What you have to do => Only lines holding the word "热可可味" are wanted. Copy them from the listing below.

_ _ _

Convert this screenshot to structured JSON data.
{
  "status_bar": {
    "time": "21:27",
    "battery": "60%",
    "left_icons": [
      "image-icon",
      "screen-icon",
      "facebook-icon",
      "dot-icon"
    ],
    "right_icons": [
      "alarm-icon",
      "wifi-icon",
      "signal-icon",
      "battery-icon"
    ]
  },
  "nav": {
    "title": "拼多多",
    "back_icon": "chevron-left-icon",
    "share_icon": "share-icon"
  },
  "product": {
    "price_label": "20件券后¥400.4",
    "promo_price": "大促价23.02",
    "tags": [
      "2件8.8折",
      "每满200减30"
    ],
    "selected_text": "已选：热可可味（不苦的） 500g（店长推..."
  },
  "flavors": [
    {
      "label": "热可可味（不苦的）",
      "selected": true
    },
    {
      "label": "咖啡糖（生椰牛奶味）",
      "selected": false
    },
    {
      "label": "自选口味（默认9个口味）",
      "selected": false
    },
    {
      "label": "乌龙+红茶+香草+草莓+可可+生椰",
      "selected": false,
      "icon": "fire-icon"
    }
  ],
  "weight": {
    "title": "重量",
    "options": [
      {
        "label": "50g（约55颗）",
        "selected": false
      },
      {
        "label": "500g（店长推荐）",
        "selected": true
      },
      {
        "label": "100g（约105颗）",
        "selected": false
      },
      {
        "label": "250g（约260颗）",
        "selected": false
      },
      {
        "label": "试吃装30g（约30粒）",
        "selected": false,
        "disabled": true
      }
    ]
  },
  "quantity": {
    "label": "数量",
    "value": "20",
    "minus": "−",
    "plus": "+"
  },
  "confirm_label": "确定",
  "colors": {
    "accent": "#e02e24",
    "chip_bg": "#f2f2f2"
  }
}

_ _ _

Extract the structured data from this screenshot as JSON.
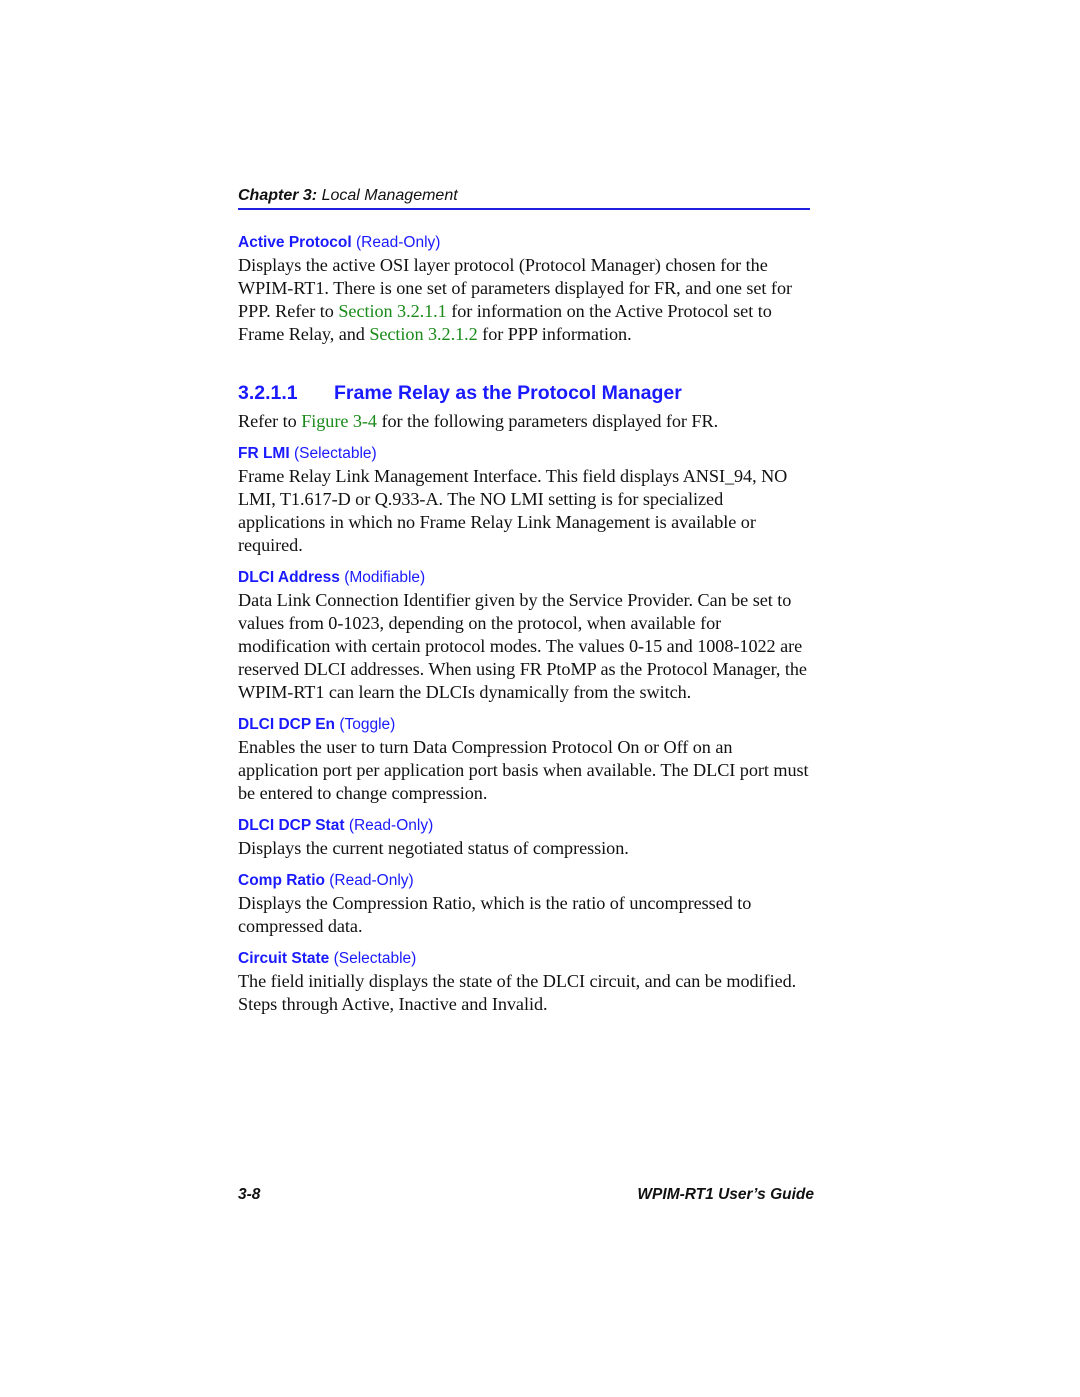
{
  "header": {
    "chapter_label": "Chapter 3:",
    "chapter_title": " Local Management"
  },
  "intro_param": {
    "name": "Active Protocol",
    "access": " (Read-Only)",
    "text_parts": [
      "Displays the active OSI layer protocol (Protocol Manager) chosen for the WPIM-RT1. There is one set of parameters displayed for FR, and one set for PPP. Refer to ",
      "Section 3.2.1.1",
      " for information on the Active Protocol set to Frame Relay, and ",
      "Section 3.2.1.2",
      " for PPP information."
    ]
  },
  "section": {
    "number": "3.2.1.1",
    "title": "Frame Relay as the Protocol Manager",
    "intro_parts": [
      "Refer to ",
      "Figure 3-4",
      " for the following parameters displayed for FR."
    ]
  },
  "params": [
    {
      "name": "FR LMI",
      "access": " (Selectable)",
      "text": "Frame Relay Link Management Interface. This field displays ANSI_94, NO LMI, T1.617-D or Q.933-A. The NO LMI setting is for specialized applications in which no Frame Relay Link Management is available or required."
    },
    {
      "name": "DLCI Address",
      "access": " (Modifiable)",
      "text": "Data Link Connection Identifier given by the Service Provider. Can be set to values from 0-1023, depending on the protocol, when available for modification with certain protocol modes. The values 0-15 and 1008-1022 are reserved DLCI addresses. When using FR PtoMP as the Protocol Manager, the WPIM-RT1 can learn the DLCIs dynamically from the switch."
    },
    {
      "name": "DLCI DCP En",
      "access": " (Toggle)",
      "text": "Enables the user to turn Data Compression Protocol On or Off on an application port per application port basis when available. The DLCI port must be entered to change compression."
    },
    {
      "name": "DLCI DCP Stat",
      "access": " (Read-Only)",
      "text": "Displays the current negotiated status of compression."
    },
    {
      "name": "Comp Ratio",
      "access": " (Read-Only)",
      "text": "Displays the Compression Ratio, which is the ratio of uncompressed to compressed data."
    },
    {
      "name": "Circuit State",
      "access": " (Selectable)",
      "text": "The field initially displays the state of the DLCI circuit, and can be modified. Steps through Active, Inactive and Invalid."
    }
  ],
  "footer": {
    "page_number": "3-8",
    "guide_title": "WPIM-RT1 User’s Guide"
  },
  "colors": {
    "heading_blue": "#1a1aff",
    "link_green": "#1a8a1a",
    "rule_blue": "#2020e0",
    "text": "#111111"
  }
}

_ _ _

Response to the task =>
    "selected_text": "已选：热可可味（不苦的） 500g（店长推..."
      "label": "热可可味（不苦的）",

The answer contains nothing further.